You need to be a very strong communicator and able to articulate what you need to others. Sometimes you may assume people you work with know what you want, but if this is not made clear, it can lead to confusion, uncertainty, and inefficiency.
It’s also very important to be comfortable working in a potentially fast-changing environment. Sometimes we have to make decisions very quickly, which requires a lot of mental dexterity. We do not have the luxury of time to consider all the possible alternatives, study what the implications are supposed to be, and come to the absolute best decision. In this day and age, given the speed at which information is transmitted, sometimes you have to be prepared to be decisive and confident. You also have to be comfortable with crisis. Unfortunately, part of my job is often dealing with campus crises; a student might be missing or pass away, or media coverage might give an unflattering impression of the university. You have to respond to these challenges in a calm and effective manner.
I think you also need to be effective at “managing up.” I have responsibility for reporting to both the Provost and the President of the University of Chicago. I need to be really good at understanding what they need and want without burdening them with unnecessary information. You need to think about how you can be most helpful to them as a good team player.
From your perspective, which is more important for university administrative careers: previous experience in administration, or faculty experience?
It really depends. I think having faculty experience can be very helpful if you want to work more on the academic affairs side of administration. For instance, in a provost’s office, you encounter issues with faculty development, faculty retention, or graduate student concerns. If you want to work directly with students, especially undergraduates, having a bit more administrative experience can be an asset, whether that entails serving at a residence hall, working as a peer advisor, or being a graduate assistant in one of the many student centers. These types of positions give you more on-the-ground experience with various co-curricular issues that may not be as central to faculty positions. I encourage graduate students to take advantage of serving on university committees, or to get involved with anything that allows you to understand institutional administration, because it gives you an idea of how universities are run, and you expand your networks to include people who might be in a position to help you later on.

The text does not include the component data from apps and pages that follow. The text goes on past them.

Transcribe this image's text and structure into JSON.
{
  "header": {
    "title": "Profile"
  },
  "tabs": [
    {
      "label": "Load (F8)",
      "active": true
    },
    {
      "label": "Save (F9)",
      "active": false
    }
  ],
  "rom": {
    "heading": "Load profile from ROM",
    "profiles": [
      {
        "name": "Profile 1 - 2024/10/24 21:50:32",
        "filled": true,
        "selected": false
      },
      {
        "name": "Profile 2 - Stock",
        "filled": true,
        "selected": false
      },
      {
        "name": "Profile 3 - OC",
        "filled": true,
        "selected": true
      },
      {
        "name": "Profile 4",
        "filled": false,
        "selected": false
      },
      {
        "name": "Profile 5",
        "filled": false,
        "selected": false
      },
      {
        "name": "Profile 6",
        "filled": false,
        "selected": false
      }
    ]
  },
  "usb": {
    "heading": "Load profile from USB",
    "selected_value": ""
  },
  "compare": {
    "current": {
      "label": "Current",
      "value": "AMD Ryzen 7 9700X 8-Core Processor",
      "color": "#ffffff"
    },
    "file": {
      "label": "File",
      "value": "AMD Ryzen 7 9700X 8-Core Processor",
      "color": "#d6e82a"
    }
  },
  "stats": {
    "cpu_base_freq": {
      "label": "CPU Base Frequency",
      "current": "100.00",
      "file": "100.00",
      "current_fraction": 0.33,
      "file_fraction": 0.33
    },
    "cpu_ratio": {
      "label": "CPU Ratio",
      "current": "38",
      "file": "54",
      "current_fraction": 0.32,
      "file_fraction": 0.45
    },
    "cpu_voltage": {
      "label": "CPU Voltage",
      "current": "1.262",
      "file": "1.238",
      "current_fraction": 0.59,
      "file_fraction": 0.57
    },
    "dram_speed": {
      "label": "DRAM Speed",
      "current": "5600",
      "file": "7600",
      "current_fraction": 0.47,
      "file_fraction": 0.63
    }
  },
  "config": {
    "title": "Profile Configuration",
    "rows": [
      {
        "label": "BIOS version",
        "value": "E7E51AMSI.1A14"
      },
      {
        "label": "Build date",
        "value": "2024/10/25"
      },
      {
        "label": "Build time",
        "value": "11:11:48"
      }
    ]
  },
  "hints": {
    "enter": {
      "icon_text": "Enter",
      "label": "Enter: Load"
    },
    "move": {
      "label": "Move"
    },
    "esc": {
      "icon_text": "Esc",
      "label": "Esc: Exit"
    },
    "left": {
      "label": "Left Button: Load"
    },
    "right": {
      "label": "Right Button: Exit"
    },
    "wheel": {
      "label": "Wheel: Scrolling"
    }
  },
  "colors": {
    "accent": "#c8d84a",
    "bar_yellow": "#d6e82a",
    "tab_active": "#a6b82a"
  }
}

Do you think an additional degree in higher education administration is necessary for advanced degree holders to pursue careers as administrators?
I think it’s somewhat of a personal decision, and I do not think it’s necessary. When I’m considering job candidates, if they do not have a credential in higher education, I will be looking for an advanced degree (does not need to be a Ph.D.) in an academic field, just to show that they understand what working in an academic environment entails.
Depending on the job, sometimes I will hire folks with an M.B.A., or from a business/accounting background, because a lot of what we do in student affairs is really running huge enterprises, including dining, housing, bookstores, retail, and more. Having good quantitative skills is obviously helpful in general, and a lot of master’s and Ph.D. graduates can demonstrate these competencies across industries.
If you already have a master’s degree or Ph.D. in an academic discipline, you should really think carefully about whether you need an advanced degree in higher education, student affairs, or other relevant fields. If the degree is of interest to you and it would help you professionally, then by all means go ahead and pursue it, but I do not think the degree is necessary to get a great job in academic administration.
Ph.D. student, Biochemistry
Jimin Hu is a second-year Ph.D. student in Biochemistry. She studies protein glycosylation in the vesicle trafficking process. She enjoys talking to people about their careers and hearing insiders’ stories.
Professional Development Tag